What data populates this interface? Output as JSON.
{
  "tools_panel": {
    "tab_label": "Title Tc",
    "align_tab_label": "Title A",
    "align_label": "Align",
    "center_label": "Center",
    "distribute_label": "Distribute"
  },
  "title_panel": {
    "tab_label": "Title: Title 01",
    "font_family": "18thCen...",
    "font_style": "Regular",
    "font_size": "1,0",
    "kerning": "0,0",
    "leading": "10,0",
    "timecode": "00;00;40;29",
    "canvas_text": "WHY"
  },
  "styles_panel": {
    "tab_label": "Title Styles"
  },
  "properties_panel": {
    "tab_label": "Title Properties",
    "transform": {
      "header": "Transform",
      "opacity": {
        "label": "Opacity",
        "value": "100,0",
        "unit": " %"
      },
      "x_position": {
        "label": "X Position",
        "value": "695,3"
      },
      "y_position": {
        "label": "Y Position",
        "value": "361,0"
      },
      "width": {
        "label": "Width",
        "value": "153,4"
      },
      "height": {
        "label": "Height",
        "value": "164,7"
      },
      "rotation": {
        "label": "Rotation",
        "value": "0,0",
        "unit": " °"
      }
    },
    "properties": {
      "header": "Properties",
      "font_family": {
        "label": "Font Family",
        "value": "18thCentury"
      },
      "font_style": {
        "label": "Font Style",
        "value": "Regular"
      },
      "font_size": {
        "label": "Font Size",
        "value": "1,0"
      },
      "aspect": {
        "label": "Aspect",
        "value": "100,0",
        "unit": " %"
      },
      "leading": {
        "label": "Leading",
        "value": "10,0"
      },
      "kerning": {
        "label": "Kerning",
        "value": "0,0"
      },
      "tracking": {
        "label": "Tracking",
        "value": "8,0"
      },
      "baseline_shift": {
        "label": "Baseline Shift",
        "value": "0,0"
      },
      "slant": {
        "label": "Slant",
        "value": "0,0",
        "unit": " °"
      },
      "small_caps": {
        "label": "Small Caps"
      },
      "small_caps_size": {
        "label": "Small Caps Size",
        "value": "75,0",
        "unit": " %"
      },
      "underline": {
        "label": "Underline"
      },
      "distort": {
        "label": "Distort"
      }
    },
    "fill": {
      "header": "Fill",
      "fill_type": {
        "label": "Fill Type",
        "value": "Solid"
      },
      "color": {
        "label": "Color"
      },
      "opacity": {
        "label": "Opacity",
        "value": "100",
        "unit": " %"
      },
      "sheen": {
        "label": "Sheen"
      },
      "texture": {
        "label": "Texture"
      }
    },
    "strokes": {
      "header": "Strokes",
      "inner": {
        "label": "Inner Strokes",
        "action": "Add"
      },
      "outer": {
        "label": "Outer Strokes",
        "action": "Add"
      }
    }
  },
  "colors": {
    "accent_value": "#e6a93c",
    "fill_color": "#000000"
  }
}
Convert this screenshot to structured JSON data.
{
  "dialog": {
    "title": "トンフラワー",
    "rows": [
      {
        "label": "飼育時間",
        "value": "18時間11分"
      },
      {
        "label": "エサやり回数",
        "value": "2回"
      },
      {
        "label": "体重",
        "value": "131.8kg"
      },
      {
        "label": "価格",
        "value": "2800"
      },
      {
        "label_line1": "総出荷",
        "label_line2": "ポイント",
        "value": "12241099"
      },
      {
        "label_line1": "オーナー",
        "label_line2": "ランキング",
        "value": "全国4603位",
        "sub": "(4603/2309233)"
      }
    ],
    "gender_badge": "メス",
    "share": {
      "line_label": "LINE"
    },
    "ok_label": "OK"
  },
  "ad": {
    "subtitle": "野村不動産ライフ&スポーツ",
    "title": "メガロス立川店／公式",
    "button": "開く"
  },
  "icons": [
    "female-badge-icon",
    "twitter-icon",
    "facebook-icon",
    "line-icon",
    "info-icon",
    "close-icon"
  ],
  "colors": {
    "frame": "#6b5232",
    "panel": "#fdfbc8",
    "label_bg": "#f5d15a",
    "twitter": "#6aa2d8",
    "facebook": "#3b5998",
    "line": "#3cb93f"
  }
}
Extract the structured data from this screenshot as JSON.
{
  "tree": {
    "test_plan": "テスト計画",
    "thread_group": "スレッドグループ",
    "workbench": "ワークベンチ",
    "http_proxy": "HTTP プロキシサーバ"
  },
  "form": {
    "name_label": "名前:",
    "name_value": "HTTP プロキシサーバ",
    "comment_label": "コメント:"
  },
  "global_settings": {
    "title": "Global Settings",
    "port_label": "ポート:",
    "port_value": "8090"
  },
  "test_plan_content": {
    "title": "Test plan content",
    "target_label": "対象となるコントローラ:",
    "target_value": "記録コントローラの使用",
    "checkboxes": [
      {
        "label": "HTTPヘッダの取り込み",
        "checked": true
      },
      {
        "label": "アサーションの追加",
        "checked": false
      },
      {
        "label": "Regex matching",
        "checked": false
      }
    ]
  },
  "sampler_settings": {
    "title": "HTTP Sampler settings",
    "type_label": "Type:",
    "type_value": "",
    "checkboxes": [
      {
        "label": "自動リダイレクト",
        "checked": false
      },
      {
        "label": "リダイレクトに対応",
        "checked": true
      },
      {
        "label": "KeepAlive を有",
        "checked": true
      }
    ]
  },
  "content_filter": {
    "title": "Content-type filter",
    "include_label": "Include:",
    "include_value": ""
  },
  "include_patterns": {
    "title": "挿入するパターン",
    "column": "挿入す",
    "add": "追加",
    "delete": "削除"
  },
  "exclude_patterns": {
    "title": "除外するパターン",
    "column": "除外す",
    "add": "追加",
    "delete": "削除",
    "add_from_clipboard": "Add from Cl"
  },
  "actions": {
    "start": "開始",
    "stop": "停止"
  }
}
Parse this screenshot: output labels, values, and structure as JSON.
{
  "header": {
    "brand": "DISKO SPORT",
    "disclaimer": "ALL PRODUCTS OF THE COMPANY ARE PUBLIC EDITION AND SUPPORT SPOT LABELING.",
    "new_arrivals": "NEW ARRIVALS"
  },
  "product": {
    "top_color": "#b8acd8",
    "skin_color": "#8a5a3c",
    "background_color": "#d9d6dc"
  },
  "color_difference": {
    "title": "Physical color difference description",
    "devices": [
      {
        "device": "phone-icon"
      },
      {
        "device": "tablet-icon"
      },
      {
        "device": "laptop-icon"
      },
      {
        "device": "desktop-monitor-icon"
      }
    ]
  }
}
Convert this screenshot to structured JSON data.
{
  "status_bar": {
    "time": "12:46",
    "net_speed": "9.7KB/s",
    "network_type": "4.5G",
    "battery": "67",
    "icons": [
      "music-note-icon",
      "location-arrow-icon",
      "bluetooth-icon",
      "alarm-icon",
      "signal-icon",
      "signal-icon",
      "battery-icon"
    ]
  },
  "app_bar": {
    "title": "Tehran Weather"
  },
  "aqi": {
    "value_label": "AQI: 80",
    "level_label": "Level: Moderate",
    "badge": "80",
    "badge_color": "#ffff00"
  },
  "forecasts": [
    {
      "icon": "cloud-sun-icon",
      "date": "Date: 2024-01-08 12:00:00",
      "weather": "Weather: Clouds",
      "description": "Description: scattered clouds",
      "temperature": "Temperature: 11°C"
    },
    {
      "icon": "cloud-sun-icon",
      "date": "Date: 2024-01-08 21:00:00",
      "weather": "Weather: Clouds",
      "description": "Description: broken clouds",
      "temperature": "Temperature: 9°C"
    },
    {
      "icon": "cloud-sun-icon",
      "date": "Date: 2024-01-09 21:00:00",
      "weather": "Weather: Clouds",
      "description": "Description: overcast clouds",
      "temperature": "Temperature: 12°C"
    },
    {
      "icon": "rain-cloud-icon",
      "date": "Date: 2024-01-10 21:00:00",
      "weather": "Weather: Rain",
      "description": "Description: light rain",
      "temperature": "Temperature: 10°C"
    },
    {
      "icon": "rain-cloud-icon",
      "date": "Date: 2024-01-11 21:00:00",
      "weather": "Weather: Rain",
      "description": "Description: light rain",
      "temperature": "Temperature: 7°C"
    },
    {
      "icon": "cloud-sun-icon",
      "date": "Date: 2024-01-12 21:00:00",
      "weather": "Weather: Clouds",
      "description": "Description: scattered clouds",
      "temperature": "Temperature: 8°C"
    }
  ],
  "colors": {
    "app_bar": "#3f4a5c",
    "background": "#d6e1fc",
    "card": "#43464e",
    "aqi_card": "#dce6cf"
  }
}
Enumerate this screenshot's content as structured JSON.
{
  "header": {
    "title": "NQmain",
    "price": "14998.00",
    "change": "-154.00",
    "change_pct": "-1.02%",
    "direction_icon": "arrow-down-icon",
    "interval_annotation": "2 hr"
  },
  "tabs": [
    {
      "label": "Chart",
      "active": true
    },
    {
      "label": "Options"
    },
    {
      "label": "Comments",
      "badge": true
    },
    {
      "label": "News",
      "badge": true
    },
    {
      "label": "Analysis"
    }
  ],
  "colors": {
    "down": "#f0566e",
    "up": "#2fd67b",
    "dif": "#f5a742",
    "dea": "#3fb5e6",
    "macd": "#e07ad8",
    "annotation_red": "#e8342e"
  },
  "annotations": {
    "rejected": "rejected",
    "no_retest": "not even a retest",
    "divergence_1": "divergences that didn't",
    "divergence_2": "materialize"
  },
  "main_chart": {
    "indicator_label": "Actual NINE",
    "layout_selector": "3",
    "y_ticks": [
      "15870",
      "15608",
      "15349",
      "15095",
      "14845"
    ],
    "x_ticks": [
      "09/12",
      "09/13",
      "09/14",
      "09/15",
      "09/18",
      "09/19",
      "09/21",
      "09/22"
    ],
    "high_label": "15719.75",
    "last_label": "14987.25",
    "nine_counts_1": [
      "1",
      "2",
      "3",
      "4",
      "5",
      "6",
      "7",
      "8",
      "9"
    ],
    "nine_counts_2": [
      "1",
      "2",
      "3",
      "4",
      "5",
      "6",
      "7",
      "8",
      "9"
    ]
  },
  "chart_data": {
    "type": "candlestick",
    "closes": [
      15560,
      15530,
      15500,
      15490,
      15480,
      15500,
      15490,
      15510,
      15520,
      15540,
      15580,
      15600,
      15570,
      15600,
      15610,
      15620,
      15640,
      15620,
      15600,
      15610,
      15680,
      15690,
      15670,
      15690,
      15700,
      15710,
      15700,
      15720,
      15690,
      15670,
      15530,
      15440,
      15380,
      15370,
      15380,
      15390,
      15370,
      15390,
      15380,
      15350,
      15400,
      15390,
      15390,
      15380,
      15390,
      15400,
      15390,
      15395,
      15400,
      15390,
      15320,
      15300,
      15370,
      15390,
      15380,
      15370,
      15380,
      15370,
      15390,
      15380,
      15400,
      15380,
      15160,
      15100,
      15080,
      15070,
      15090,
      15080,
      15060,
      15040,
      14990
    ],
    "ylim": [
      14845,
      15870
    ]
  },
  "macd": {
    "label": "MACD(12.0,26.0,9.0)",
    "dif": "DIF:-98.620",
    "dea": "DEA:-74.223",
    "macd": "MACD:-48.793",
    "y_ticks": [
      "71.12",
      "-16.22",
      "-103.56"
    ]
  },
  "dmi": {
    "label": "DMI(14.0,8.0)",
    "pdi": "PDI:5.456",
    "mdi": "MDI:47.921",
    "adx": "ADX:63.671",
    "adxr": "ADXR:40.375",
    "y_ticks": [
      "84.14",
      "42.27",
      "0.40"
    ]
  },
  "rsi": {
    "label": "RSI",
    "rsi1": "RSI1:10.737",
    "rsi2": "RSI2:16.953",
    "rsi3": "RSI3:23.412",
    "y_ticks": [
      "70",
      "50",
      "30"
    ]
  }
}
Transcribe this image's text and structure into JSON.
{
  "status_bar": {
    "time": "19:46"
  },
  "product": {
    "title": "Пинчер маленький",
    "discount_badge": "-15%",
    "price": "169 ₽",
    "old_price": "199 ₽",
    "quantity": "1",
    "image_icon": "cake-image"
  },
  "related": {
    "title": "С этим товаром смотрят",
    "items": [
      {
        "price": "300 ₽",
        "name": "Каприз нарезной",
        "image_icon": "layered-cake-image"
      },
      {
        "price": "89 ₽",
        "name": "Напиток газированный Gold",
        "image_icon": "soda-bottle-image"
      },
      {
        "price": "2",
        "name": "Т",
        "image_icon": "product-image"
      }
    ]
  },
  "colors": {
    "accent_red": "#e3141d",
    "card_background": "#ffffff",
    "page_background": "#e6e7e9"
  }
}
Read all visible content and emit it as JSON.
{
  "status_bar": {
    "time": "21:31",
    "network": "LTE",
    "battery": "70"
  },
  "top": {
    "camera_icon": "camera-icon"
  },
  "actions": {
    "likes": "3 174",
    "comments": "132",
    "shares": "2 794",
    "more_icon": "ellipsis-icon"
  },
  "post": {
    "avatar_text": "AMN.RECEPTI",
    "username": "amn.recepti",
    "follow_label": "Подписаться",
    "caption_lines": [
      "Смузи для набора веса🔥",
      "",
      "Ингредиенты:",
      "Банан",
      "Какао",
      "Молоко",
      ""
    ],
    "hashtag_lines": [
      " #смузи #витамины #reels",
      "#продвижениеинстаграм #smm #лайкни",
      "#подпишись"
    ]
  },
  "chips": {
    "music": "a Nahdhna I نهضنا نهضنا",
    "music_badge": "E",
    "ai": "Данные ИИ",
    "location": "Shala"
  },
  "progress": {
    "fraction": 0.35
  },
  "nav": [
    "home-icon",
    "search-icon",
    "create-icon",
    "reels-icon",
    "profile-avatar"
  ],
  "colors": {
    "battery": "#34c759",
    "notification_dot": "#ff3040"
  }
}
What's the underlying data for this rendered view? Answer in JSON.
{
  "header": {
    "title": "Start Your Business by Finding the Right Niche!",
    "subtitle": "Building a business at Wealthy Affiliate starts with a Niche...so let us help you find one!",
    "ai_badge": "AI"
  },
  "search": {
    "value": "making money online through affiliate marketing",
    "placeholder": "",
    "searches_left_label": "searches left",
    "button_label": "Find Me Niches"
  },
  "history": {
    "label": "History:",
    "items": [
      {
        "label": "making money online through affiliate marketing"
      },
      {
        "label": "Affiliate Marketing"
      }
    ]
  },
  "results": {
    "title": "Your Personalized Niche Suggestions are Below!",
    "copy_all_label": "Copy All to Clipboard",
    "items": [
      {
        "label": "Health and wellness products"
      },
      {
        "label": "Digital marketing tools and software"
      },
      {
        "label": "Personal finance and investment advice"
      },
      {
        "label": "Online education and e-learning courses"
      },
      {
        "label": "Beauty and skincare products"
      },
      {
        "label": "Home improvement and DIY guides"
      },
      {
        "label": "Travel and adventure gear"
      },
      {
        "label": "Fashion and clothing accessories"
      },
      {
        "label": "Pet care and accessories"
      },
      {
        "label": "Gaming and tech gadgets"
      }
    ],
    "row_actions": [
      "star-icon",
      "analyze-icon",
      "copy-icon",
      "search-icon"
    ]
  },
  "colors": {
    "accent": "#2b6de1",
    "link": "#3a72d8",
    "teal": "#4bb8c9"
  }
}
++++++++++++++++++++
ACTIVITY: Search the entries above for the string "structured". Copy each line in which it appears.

EXPECTED ANSWER:
Convert this screenshot to structured JSON data.
Extract the structured data from this screenshot as JSON.
Convert this screenshot to structured JSON data.
Enumerate this screenshot's content as structured JSON.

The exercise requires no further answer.